Exercise: Without including any pictures, return the records below exactly as written.

Material provided:
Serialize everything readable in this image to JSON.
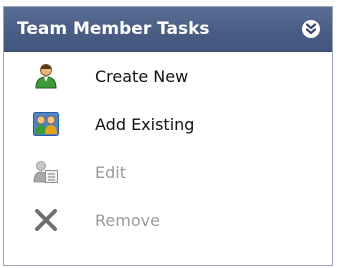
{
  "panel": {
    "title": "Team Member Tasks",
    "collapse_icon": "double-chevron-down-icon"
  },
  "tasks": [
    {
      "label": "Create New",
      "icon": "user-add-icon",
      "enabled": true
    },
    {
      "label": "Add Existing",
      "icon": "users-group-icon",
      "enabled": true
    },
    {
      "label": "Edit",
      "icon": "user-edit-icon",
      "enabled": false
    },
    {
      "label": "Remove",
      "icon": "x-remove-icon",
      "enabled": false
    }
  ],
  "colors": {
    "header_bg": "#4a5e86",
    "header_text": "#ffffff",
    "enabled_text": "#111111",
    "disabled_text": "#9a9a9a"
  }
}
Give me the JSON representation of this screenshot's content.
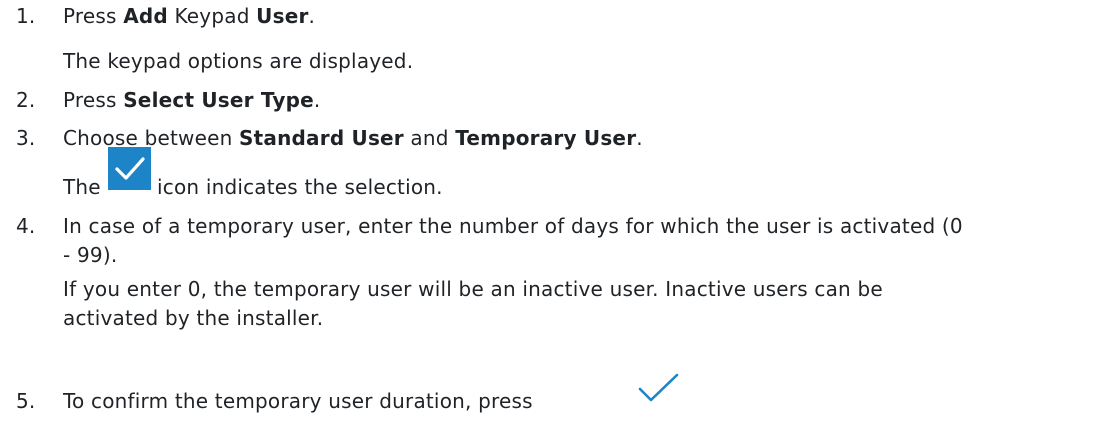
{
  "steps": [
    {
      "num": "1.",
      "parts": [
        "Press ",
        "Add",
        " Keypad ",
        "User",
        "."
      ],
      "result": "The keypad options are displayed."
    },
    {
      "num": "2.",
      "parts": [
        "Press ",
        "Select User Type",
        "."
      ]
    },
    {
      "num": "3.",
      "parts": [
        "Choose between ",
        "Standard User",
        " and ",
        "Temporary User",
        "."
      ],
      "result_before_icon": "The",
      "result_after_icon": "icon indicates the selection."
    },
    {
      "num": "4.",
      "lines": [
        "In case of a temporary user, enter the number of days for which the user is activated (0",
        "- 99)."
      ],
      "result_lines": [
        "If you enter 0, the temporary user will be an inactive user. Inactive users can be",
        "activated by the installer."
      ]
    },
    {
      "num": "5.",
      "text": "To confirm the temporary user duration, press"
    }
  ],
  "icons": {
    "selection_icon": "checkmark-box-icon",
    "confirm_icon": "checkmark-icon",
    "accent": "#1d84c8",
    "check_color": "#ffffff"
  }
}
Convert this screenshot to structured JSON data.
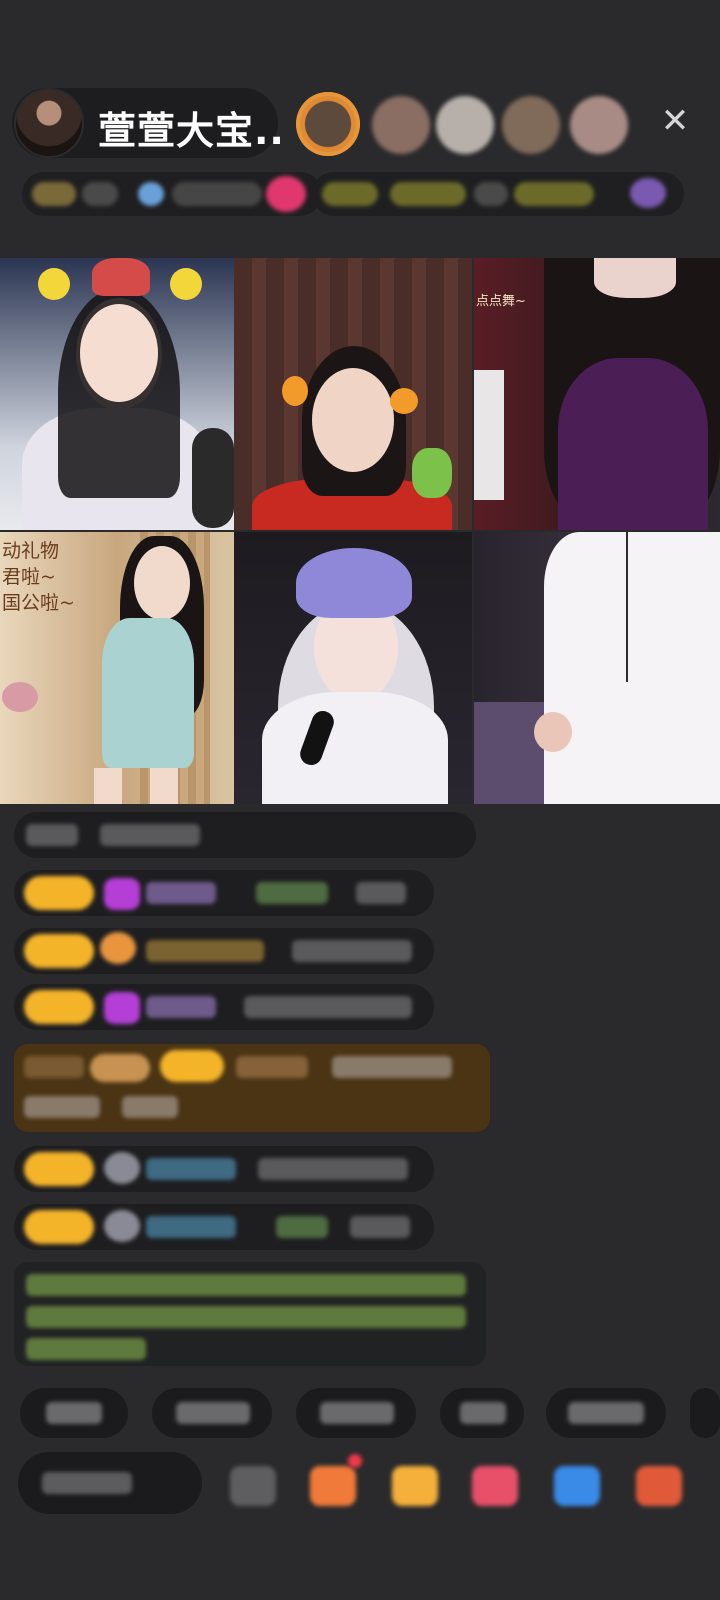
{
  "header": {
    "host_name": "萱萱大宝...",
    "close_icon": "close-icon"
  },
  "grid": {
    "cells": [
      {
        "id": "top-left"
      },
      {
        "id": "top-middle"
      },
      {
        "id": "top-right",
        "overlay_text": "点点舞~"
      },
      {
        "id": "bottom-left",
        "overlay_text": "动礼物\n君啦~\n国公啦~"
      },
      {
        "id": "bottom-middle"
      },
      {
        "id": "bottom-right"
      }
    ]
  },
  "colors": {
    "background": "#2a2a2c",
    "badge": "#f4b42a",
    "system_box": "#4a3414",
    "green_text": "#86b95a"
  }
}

Solution to this problem:
Serialize everything readable in this image to JSON.
{
  "panel": {
    "title": "Team Member Tasks",
    "collapse_icon": "double-chevron-down-icon"
  },
  "tasks": [
    {
      "label": "Create New",
      "icon": "user-add-icon",
      "enabled": true
    },
    {
      "label": "Add Existing",
      "icon": "users-group-icon",
      "enabled": true
    },
    {
      "label": "Edit",
      "icon": "user-edit-icon",
      "enabled": false
    },
    {
      "label": "Remove",
      "icon": "x-remove-icon",
      "enabled": false
    }
  ],
  "colors": {
    "header_bg": "#4a5e86",
    "header_text": "#ffffff",
    "enabled_text": "#111111",
    "disabled_text": "#9a9a9a"
  }
}
Give me the JSON representation of this screenshot's content.
{
  "steps": [
    {
      "num": "1.",
      "parts": [
        "Press ",
        "Add",
        " Keypad ",
        "User",
        "."
      ],
      "result": "The keypad options are displayed."
    },
    {
      "num": "2.",
      "parts": [
        "Press ",
        "Select User Type",
        "."
      ]
    },
    {
      "num": "3.",
      "parts": [
        "Choose between ",
        "Standard User",
        " and ",
        "Temporary User",
        "."
      ],
      "result_before_icon": "The",
      "result_after_icon": "icon indicates the selection."
    },
    {
      "num": "4.",
      "lines": [
        "In case of a temporary user, enter the number of days for which the user is activated (0",
        "- 99)."
      ],
      "result_lines": [
        "If you enter 0, the temporary user will be an inactive user. Inactive users can be",
        "activated by the installer."
      ]
    },
    {
      "num": "5.",
      "text": "To confirm the temporary user duration, press"
    }
  ],
  "icons": {
    "selection_icon": "checkmark-box-icon",
    "confirm_icon": "checkmark-icon",
    "accent": "#1d84c8",
    "check_color": "#ffffff"
  }
}
Convert this screenshot to structured JSON data.
{
  "header": {
    "host_name": "萱萱大宝...",
    "close_icon": "close-icon"
  },
  "grid": {
    "cells": [
      {
        "id": "top-left"
      },
      {
        "id": "top-middle"
      },
      {
        "id": "top-right",
        "overlay_text": "点点舞~"
      },
      {
        "id": "bottom-left",
        "overlay_text": "动礼物\n君啦~\n国公啦~"
      },
      {
        "id": "bottom-middle"
      },
      {
        "id": "bottom-right"
      }
    ]
  },
  "colors": {
    "background": "#2a2a2c",
    "badge": "#f4b42a",
    "system_box": "#4a3414",
    "green_text": "#86b95a"
  }
}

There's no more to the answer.